Lisa Faust is a credit to the British secret service. She does what she’s told effectively and without asking too many questions. Like other ITSJs, Ilsa has attached herself to an authority because she sees value in it. Her devotion to the British government comes from a sense of responsibility to do what is right for the world as a whole. Even when this puts her at odds with Ethan and the IMF, Ilsa does what she believes is right, in a way that’s as systematic and logic driven as ISTJs do everything. You can always count on Ilsa to do her job well, but you may be surprised by just how well it gets done.
5. William Brandt - INTP
William Brandt’s character was driven by the (thankfully false) belief that his ignorance led to the death of Julia Meade. It made him withdraw from the IMF, going briefly from active service to an analyst position. At this time, Brandt certainly exhibited INTP qualities. He viewed the world’s problems objectively and preferred the simplest, most traditional ways of solving problems.

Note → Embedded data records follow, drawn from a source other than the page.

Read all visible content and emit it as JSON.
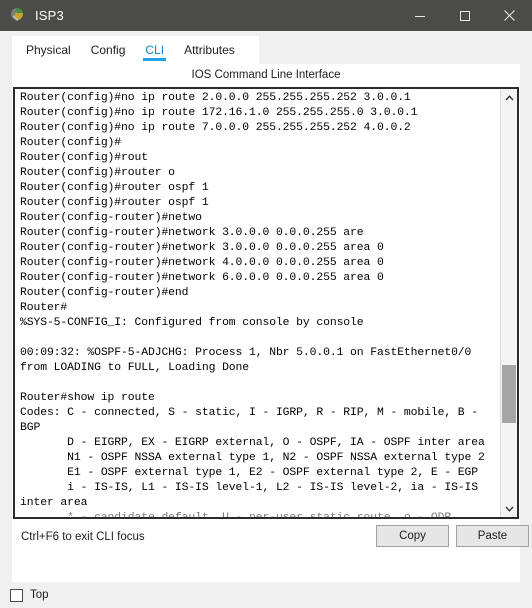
{
  "window": {
    "title": "ISP3",
    "icon": "packet-tracer-device-icon",
    "controls": {
      "minimize": "minimize-icon",
      "maximize": "maximize-icon",
      "close": "close-icon"
    },
    "colors": {
      "titlebar_bg": "#4b4b49",
      "accent": "#22a3e0",
      "panel_bg": "#ffffff",
      "app_bg": "#f0f0f0"
    }
  },
  "tabs": [
    {
      "label": "Physical",
      "active": false
    },
    {
      "label": "Config",
      "active": false
    },
    {
      "label": "CLI",
      "active": true
    },
    {
      "label": "Attributes",
      "active": false
    }
  ],
  "panel": {
    "heading": "IOS Command Line Interface"
  },
  "terminal": {
    "lines": [
      "Router(config)#no ip route 2.0.0.0 255.255.255.252 3.0.0.1",
      "Router(config)#no ip route 172.16.1.0 255.255.255.0 3.0.0.1",
      "Router(config)#no ip route 7.0.0.0 255.255.255.252 4.0.0.2",
      "Router(config)#",
      "Router(config)#rout",
      "Router(config)#router o",
      "Router(config)#router ospf 1",
      "Router(config)#router ospf 1",
      "Router(config-router)#netwo",
      "Router(config-router)#network 3.0.0.0 0.0.0.255 are",
      "Router(config-router)#network 3.0.0.0 0.0.0.255 area 0",
      "Router(config-router)#network 4.0.0.0 0.0.0.255 area 0",
      "Router(config-router)#network 6.0.0.0 0.0.0.255 area 0",
      "Router(config-router)#end",
      "Router#",
      "%SYS-5-CONFIG_I: Configured from console by console",
      "",
      "00:09:32: %OSPF-5-ADJCHG: Process 1, Nbr 5.0.0.1 on FastEthernet0/0",
      "from LOADING to FULL, Loading Done",
      "",
      "Router#show ip route",
      "Codes: C - connected, S - static, I - IGRP, R - RIP, M - mobile, B -",
      "BGP",
      "       D - EIGRP, EX - EIGRP external, O - OSPF, IA - OSPF inter area",
      "       N1 - OSPF NSSA external type 1, N2 - OSPF NSSA external type 2",
      "       E1 - OSPF external type 1, E2 - OSPF external type 2, E - EGP",
      "       i - IS-IS, L1 - IS-IS level-1, L2 - IS-IS level-2, ia - IS-IS",
      "inter area"
    ],
    "clipped_line": "       * - candidate default, U - per-user static route, o - ODR",
    "scrollbar": {
      "up_arrow": "chevron-up-icon",
      "down_arrow": "chevron-down-icon"
    }
  },
  "footer": {
    "hint": "Ctrl+F6 to exit CLI focus",
    "copy_label": "Copy",
    "paste_label": "Paste"
  },
  "bottom": {
    "top_checkbox_label": "Top",
    "top_checked": false
  }
}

You can see that quality when Brandt watches Ethan work, he is so shocked by Ethan’s out of the box thinking that he can hardly believe what he’s seeing. Though Brandt eventually makes it back into active service, his time as an analyst found him behind the scenes and behind the book. Like many INTPs, William Brandt was fine with that.
4. Benji Dunn - ESTP
Poor Benji. He’s a common-sense guy constantly getting trapped in an uncommon situation that makes no sense. Because of the frequent upheavals in his life, Benji has trained himself to analyze a problem quickly and come up with a solution even more quickly. Though he’s not always happy about it, Benji can adapt quickly to new circumstances, true to his ESTP nature. He actually handles pressure and change better than most people would, though we don’t always think of him as doing so in the films. Then again, we’re comparing him to a man that literally jumps onto the wing of a plane during take-off. That’s a pretty high bar.
3. Julia Meade - ISFP
Julia Meade has to be the most empathetic person in the Mission: Impossible universe. Not only does she feel for the people that regularly upset the flow of her life, she actually goes into charity work after her break with the world of super-spying. ISFPs put others before themselves constantly. They are loyal and understanding to a fault, and if they’re not leading a time, they’re in the back quietly motivating everyone else to push on. The IMF has to make some tough decisions sometimes, decisions that blur the line between right and wrong. But not Julia. Julia will treat every person not as a tool or a statistic, but a human being.
2. Luther Stickell - ISFJ
Thank God for Luther Stickell. There's no one else that Ethan, or the IMF in general, can count on more. What Luther lacks in skill he makes up for in willingness to do whatever's needed. Luther will fight, fly a plane, disarm a bomb, anything he can to help complete a mission. ISFJs are characteristically practical in the help they offer. They do work with their hands to solve problems. Also like other ISFJs, Luther is kind and considerate to the people he encounters. He knows his teammates well and invests in them. ISFJs like Luther aren't just great sidekicks, they're great friends.
1. Ethan Hunt - ESFP
The official Myers-Briggs® personality page refers to ESFPs as "Enthusiastic Improvisors." Well, if you've seen even one of the Mission: Impossible movies, you know that this describes Ethan Hunt. To call Ethan adaptable is a gross understatement, Ethan can go from danger to danger at a speed that would make the Flash sick. And it's all to save the people that Ethan cares about. Adaptability and compassion are the defining characteristics of an ESFP, which is why we believe the Mission: Impossible headliner deserves this type.
- Mission: Impossible - Rogue Nation (2015) release date: Jul 31, 2015